_GOAL OF THE EXERCISE_: In the records below, find each line containing the word "name" and copy it.

(Excerpts from an interface dataset)
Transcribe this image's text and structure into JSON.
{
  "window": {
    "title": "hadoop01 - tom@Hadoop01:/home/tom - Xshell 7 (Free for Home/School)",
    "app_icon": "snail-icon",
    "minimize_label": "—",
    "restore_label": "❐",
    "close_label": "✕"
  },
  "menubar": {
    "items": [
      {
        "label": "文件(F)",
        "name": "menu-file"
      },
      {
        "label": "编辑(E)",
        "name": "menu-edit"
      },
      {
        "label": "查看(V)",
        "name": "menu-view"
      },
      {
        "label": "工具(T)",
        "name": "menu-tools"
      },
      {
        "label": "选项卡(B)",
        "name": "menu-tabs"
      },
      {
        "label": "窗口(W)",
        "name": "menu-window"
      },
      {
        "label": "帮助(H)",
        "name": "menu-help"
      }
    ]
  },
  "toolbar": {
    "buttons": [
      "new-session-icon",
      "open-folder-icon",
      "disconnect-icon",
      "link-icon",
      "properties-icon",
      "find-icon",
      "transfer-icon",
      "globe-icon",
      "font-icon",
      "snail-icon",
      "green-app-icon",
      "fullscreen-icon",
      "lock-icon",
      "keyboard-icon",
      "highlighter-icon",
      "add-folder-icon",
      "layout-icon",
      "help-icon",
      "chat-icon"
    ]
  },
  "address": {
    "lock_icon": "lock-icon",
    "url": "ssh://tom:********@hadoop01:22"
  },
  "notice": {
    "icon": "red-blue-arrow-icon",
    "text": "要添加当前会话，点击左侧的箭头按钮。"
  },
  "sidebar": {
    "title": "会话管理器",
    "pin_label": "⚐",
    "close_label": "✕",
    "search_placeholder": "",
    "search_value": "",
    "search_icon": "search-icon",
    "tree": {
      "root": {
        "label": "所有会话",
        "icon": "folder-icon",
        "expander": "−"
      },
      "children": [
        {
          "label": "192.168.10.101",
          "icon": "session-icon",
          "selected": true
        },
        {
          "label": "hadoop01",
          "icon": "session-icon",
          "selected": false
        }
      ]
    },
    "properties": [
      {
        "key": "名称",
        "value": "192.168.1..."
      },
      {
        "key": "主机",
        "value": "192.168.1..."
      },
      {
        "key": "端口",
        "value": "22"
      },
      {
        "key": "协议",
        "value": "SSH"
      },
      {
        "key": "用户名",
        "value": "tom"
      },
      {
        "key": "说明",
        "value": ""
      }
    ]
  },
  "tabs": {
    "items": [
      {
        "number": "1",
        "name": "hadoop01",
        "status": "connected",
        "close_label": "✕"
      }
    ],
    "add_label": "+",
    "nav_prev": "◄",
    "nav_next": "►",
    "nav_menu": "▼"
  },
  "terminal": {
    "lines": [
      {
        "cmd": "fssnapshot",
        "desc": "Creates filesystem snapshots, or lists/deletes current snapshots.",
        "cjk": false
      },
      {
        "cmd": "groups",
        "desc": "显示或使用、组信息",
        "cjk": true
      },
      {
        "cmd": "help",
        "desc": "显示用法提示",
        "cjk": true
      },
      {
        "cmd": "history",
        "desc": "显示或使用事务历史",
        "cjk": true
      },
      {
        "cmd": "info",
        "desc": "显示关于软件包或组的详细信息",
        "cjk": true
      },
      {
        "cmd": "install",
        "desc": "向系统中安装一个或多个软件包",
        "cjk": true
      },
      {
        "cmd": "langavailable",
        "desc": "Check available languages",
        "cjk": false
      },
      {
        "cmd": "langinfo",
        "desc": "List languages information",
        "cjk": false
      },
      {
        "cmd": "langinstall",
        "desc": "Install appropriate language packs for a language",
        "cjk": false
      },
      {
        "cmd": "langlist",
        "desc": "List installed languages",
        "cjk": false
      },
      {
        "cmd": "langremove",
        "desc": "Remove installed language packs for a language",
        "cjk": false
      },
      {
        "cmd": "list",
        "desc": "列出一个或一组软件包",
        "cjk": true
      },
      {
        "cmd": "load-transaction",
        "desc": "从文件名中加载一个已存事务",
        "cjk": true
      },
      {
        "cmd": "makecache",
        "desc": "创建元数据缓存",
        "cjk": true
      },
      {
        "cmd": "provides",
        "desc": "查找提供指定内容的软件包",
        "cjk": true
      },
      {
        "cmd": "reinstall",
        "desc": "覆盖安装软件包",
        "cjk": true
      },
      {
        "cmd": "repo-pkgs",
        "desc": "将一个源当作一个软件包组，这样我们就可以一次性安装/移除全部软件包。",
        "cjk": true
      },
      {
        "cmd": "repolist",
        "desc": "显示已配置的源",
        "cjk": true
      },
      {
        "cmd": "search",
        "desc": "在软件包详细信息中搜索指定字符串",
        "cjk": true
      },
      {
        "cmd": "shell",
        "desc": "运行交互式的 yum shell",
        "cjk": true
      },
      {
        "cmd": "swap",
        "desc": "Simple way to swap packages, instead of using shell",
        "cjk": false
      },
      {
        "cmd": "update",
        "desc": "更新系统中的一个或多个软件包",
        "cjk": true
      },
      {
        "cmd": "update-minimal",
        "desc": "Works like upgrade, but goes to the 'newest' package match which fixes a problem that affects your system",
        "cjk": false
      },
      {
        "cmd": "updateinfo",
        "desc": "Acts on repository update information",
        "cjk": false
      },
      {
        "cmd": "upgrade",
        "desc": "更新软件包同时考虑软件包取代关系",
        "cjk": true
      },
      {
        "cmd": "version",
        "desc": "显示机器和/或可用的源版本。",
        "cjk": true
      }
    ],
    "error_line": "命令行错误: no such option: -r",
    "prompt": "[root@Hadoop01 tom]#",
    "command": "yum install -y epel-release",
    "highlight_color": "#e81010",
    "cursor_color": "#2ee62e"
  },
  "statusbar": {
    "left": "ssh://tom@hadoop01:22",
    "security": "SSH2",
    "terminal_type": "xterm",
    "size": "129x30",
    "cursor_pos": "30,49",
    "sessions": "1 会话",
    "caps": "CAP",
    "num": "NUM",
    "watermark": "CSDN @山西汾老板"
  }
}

_TASK SOLUTION_:
        "name": "menu-file"
        "name": "menu-edit"
        "name": "menu-view"
        "name": "menu-tools"
        "name": "menu-tabs"
        "name": "menu-window"
        "name": "menu-help"
        "name": "hadoop01",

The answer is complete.